We chat to the electronic kings before they drop Down Under.
There aren’t many artists who’ve worked with a wider variety of collaborators than The Chemical Brothers. Dating back to the mid-1990s, the UK act has showed that although they were making electronic music with hip hop and house influences, it wasn’t in opposition to rock music.
Noel Gallagher, Beth Orton and DJ Kool Herc were some of the Brothers’ earliest featured guests.
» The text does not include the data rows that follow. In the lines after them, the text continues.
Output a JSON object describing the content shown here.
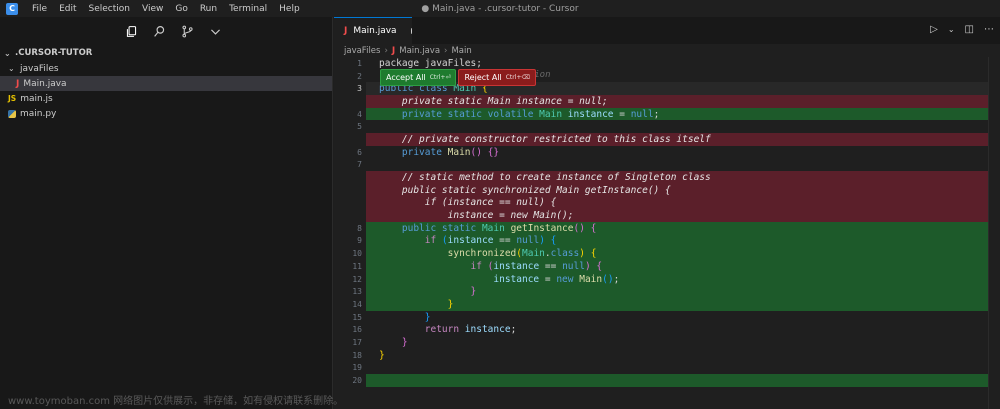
{
  "titlebar": {
    "menu": [
      "File",
      "Edit",
      "Selection",
      "View",
      "Go",
      "Run",
      "Terminal",
      "Help"
    ],
    "window_title": "● Main.java - .cursor-tutor - Cursor"
  },
  "sidebar": {
    "root": ".CURSOR-TUTOR",
    "folder": "javaFiles",
    "files": [
      {
        "name": "Main.java",
        "selected": true
      },
      {
        "name": "main.js"
      },
      {
        "name": "main.py"
      }
    ]
  },
  "editor": {
    "tab_label": "Main.java",
    "breadcrumb": [
      "javaFiles",
      "Main.java",
      "Main"
    ],
    "accept_label": "Accept All",
    "accept_hint": "Ctrl+⏎",
    "reject_label": "Reject All",
    "reject_hint": "Ctrl+⌫",
    "inline_hint": "tation"
  },
  "watermark": "www.toymoban.com 网络图片仅供展示，非存储，如有侵权请联系删除。"
}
In recent years Q-Tip, Beck and the Pixies’ Joey Santiago have all lent a hand to Chemical Brothers releases.
“We grew up in the ’80s, which was when hip hop and electro first really hit, but at the same time we were indie kids,” says one half of the duo, Ed Simons. “We liked bands like The Jesus and Mary Chain and My Bloody Valentine, but then found the more fun thing was going to house clubs and hearing how that energy coincided.
“So we never sat down with some big master plan to put all our different things we’ve heard over the years into a melting pot, but that’s how it came out.”
Simons and his trusted production partner Tom Rowlands left London in the late-1980s to study at the University of Manchester. Outside of academic interests, they were lured in by a shared love of New Order and the northern city’s esteemed music history.
“Then when we got there it was all about the Hacienda and Mike Pickering and Chicago house music,” Simons says. “Particularly an album like [1999’s] Surrender, which we feel like was probably the real apex of a lot things meeting – particularly the track we did with Bernard Sumner [‘Out of Control’] and ‘Got Glint?’ – they were records that really came out of that Manchester thing.”
The Chemical Brothers’ latest release, this year’s No Geography, demonstrates their albums don’t rest on the reputations of the featured guests. The main vocal contributor is Norwegian singer-songwriter AURORA. Japanese rapper Nene also features, as well as Eshan Gopal and Snowbird’s Stephanie Dosen.
“AURORA was the first person we worked with after touring Born in the Echoes and from that emerged a lot of different vocals and three core tracks,” says Simons. “So rather than approach lots of guest vocalists we thought we’d use all of those songs and build the album around that song identity.”
After working with St. Vincent, Beck, Cate Le Bon and Q-Tip on 2015’s Born in the Echoes, Simons and Rowlands were eager to make something more cohesive.
“There seemed to be a quality to [AURORA’s] voice which matched some of the vocal samples of ‘Free Yourself’ and ‘Got to Keep On’. Aurora helped us focus in on a story and an identity. Perhaps it’s a bit of a throwback to the first couple of records we made.”
No Geography is the Brothers’ ninth album and it comes 24 years since their debut LP, Exit Planet Dust. They’re not the only act from the ’90s that’s still making music, but not many have maintained such high-quality output.
“We wouldn’t do it if we didn’t still enjoy what we do and enjoy being with each other and making this music,” says Simons. “Going around the world and touring relies on the fact that we can get on and be, in different circumstances, pretty tired. We must between us have some unspoken desire to connect people.”
Simons and Rowlands are still very intent on making records that cut through. They’ve never really gone down a purist path, nor taken pains to match contemporary trends.
“We’re quite interested in the idea of accidental pop records – records that we make as things to DJ with or just send to a few DJs and then we work out how they could perhaps get on the radio or reach a broader audience.
“We try not to be too conscious of the fact that we’ve been going around for so long. You’re only as old as your last hit sounds.”
The Chemical Brothers come to Melbourne Arena on Tuesday November 5. Grab your tickets via Frontier Touring.